** Opening Information given block **
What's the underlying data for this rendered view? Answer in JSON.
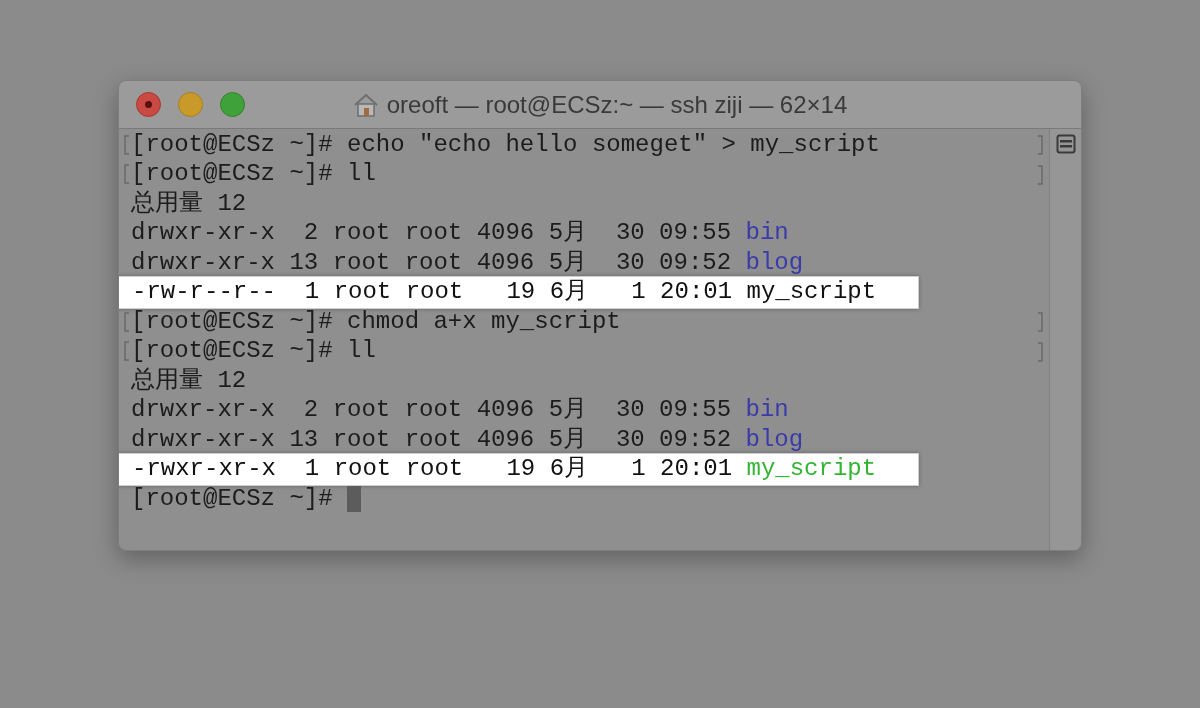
{
  "window": {
    "title": "oreoft — root@ECSz:~ — ssh ziji — 62×14"
  },
  "lines": [
    {
      "kind": "prompt",
      "marked": true,
      "prompt": "[root@ECSz ~]#",
      "command": "echo \"echo hello someget\" > my_script"
    },
    {
      "kind": "prompt",
      "marked": true,
      "prompt": "[root@ECSz ~]#",
      "command": "ll"
    },
    {
      "kind": "output",
      "marked": false,
      "text": "总用量 12"
    },
    {
      "kind": "listing",
      "highlighted": false,
      "text": "drwxr-xr-x  2 root root 4096 5月  30 09:55",
      "file": "bin",
      "color": "#3a3aa8"
    },
    {
      "kind": "listing",
      "highlighted": false,
      "text": "drwxr-xr-x 13 root root 4096 5月  30 09:52",
      "file": "blog",
      "color": "#3a3aa8"
    },
    {
      "kind": "listing",
      "highlighted": true,
      "text": "-rw-r--r--  1 root root   19 6月   1 20:01",
      "file": "my_script",
      "color": "#111111"
    },
    {
      "kind": "prompt",
      "marked": true,
      "prompt": "[root@ECSz ~]#",
      "command": "chmod a+x my_script"
    },
    {
      "kind": "prompt",
      "marked": true,
      "prompt": "[root@ECSz ~]#",
      "command": "ll"
    },
    {
      "kind": "output",
      "marked": false,
      "text": "总用量 12"
    },
    {
      "kind": "listing",
      "highlighted": false,
      "text": "drwxr-xr-x  2 root root 4096 5月  30 09:55",
      "file": "bin",
      "color": "#3a3aa8"
    },
    {
      "kind": "listing",
      "highlighted": false,
      "text": "drwxr-xr-x 13 root root 4096 5月  30 09:52",
      "file": "blog",
      "color": "#3a3aa8"
    },
    {
      "kind": "listing",
      "highlighted": true,
      "text": "-rwxr-xr-x  1 root root   19 6月   1 20:01",
      "file": "my_script",
      "color": "#33b533"
    },
    {
      "kind": "prompt",
      "marked": false,
      "prompt": "[root@ECSz ~]#",
      "cursor": true
    }
  ]
}
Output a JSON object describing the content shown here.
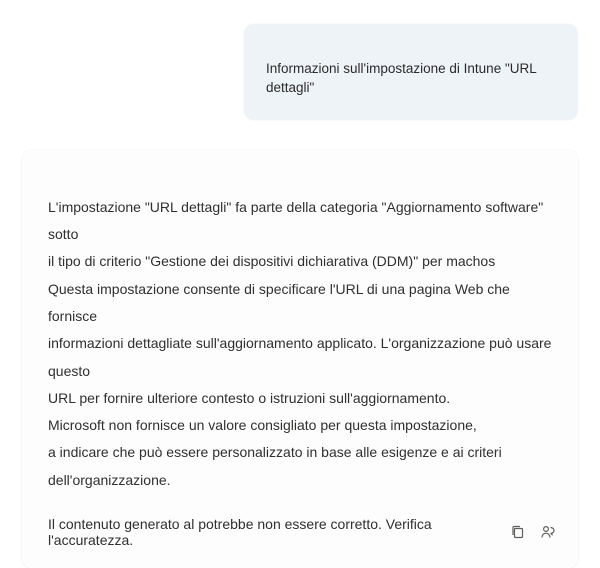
{
  "user_message": {
    "text": "Informazioni sull'impostazione di Intune \"URL dettagli\""
  },
  "assistant_message": {
    "paragraph1_line1": "L'impostazione \"URL dettagli\" fa parte della categoria \"Aggiornamento software\" sotto",
    "paragraph1_line2": "il tipo di criterio \"Gestione dei dispositivi dichiarativa (DDM)\" per machos",
    "paragraph2_line1": "Questa impostazione consente di specificare l'URL di una pagina Web che fornisce",
    "paragraph2_line2": "informazioni dettagliate sull'aggiornamento applicato. L'organizzazione può usare questo",
    "paragraph2_line3": "URL per fornire ulteriore contesto o istruzioni sull'aggiornamento.",
    "paragraph3_line1": "Microsoft non fornisce un valore consigliato per questa impostazione,",
    "paragraph3_line2": "a indicare che può essere personalizzato in base alle esigenze e ai criteri",
    "paragraph3_line3": "dell'organizzazione.",
    "disclaimer": "Il contenuto generato al potrebbe non essere corretto. Verifica l'accuratezza."
  },
  "icons": {
    "copy": "copy-icon",
    "feedback": "feedback-icon"
  }
}
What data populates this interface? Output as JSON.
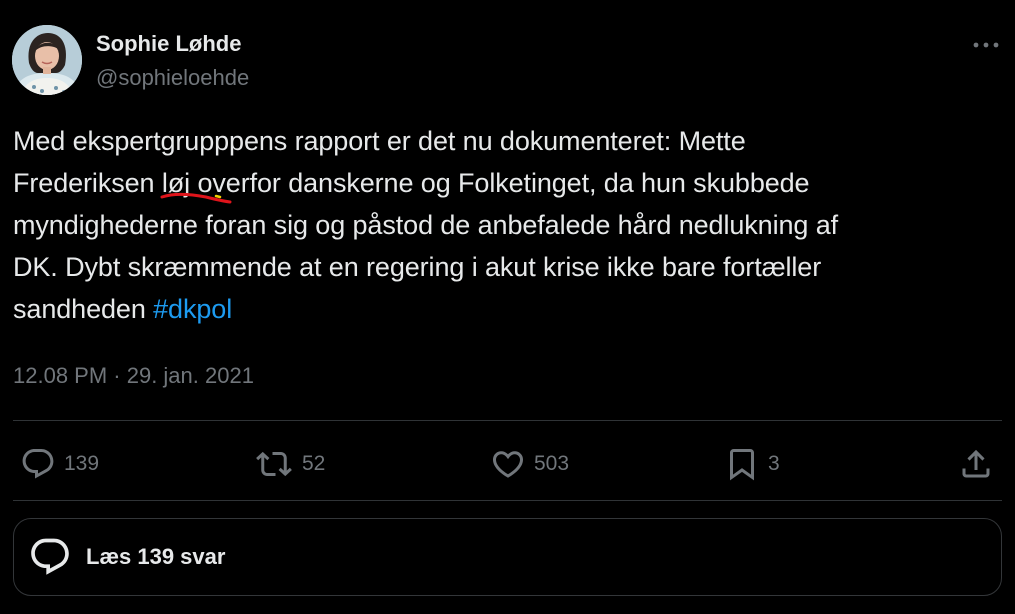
{
  "author": {
    "name": "Sophie Løhde",
    "handle": "@sophieloehde",
    "avatar_icon": "profile-photo"
  },
  "tweet": {
    "lines": [
      "Med ekspertgrupppens rapport er det nu dokumenteret: Mette",
      "myndighederne foran sig og påstod de anbefalede hård nedlukning af",
      "DK. Dybt skræmmende at en regering i akut krise ikke bare fortæller"
    ],
    "line2_before": "Frederiksen ",
    "line2_marked": "løj",
    "line2_after": " overfor danskerne og Folketinget, da hun skubbede",
    "line5_before": "sandheden ",
    "hashtag": "#dkpol",
    "timestamp": "12.08 PM · 29. jan. 2021"
  },
  "actions": {
    "replies": "139",
    "retweets": "52",
    "likes": "503",
    "bookmarks": "3"
  },
  "reply_bar": {
    "label": "Læs 139 svar"
  },
  "colors": {
    "background": "#000000",
    "text": "#e7e9ea",
    "muted": "#71767b",
    "link": "#1d9bf0",
    "markup_red": "#e0141b",
    "markup_yellow": "#f0d000"
  }
}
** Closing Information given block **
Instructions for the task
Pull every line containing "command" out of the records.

Task result
      "command": "echo \"echo hello someget\" > my_script"
      "command": "ll"
      "command": "chmod a+x my_script"
      "command": "ll"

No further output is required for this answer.